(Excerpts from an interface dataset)
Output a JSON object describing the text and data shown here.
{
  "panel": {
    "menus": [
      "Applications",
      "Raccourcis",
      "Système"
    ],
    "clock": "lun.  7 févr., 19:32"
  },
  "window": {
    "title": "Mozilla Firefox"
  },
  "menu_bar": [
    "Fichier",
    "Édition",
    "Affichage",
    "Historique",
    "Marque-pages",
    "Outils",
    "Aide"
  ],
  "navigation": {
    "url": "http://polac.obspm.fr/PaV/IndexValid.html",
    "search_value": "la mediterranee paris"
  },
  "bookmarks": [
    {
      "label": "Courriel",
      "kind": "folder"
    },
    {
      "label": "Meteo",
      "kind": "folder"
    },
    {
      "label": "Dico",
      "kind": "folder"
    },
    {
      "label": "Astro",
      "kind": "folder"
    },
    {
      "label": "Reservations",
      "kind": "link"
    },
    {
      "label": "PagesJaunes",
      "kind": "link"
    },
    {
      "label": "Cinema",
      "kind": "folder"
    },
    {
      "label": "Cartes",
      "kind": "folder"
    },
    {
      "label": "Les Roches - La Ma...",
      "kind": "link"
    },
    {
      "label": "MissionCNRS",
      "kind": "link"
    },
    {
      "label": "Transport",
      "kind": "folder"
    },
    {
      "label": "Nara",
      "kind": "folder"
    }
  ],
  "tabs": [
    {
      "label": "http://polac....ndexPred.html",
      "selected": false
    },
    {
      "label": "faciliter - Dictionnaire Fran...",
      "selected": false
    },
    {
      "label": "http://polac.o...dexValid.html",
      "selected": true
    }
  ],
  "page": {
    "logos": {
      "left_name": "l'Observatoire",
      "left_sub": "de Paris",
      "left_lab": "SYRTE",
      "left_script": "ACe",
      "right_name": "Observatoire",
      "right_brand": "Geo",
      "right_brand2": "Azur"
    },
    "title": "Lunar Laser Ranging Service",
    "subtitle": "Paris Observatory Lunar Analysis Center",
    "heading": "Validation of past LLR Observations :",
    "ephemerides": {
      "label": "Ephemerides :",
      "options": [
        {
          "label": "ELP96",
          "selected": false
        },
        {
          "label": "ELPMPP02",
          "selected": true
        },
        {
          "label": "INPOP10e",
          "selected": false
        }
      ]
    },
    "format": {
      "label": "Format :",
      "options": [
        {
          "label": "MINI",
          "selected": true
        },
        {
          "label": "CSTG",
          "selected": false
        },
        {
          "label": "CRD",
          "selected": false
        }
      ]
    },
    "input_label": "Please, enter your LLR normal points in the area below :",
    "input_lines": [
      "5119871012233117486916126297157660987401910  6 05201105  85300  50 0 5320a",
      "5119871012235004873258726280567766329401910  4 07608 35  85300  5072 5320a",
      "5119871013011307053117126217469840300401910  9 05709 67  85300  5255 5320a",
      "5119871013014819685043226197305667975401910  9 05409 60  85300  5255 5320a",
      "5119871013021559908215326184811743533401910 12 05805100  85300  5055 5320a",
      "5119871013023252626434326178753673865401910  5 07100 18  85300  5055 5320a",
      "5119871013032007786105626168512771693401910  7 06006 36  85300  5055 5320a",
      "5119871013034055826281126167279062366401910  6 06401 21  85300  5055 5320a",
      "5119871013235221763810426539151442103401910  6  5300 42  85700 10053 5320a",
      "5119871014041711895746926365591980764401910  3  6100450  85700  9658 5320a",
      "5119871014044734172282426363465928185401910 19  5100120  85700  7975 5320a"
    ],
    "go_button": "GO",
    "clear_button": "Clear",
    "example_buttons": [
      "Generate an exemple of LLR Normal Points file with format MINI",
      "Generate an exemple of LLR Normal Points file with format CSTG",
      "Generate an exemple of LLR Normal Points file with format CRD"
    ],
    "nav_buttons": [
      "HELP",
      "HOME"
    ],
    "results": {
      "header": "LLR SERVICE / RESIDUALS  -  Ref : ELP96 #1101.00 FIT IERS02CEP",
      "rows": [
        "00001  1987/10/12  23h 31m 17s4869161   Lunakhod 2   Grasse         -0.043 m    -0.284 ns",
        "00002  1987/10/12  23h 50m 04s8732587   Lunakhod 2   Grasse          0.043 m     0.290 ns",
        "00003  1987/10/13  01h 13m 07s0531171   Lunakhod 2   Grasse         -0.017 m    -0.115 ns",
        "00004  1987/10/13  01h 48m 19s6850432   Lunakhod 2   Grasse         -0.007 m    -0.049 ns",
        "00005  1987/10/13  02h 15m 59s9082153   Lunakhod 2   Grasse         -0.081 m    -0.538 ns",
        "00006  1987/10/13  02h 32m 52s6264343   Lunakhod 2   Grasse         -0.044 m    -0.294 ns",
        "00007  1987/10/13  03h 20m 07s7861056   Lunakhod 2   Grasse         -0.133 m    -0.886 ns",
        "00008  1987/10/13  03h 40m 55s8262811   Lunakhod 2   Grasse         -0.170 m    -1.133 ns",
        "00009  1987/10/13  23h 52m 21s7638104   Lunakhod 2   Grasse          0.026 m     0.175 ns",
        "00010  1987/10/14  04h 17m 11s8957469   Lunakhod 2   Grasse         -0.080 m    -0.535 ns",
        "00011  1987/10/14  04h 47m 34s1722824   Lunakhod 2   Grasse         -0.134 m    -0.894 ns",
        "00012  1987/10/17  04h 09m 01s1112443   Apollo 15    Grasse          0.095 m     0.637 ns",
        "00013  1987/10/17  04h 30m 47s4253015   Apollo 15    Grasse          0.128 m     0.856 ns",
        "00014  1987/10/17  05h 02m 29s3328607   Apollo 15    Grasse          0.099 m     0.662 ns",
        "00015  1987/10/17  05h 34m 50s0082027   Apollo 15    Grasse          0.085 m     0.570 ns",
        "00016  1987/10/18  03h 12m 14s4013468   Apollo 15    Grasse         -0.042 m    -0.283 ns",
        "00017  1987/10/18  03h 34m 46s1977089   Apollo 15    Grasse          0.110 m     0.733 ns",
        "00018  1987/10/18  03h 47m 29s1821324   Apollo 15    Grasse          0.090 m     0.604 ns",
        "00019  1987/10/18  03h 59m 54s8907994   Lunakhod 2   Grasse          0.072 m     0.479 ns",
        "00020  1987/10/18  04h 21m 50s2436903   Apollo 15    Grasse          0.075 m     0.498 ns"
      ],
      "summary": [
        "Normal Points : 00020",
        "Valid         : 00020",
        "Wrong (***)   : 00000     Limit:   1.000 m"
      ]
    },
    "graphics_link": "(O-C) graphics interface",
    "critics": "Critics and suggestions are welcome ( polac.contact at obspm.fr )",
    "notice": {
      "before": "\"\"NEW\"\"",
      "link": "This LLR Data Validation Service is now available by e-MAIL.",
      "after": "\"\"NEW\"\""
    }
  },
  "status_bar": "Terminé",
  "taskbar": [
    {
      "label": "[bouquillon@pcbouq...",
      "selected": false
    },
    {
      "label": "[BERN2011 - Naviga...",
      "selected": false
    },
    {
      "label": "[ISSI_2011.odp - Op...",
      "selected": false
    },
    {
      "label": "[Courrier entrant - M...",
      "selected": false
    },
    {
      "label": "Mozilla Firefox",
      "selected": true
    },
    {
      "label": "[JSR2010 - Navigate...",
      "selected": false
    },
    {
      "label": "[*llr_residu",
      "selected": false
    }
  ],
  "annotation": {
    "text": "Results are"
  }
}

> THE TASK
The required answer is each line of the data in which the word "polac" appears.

> ANSWER TO THIS PROBLEM
    "url": "http://polac.obspm.fr/PaV/IndexValid.html",
      "label": "http://polac....ndexPred.html",
      "label": "http://polac.o...dexValid.html",
    "critics": "Critics and suggestions are welcome ( polac.contact at obspm.fr )",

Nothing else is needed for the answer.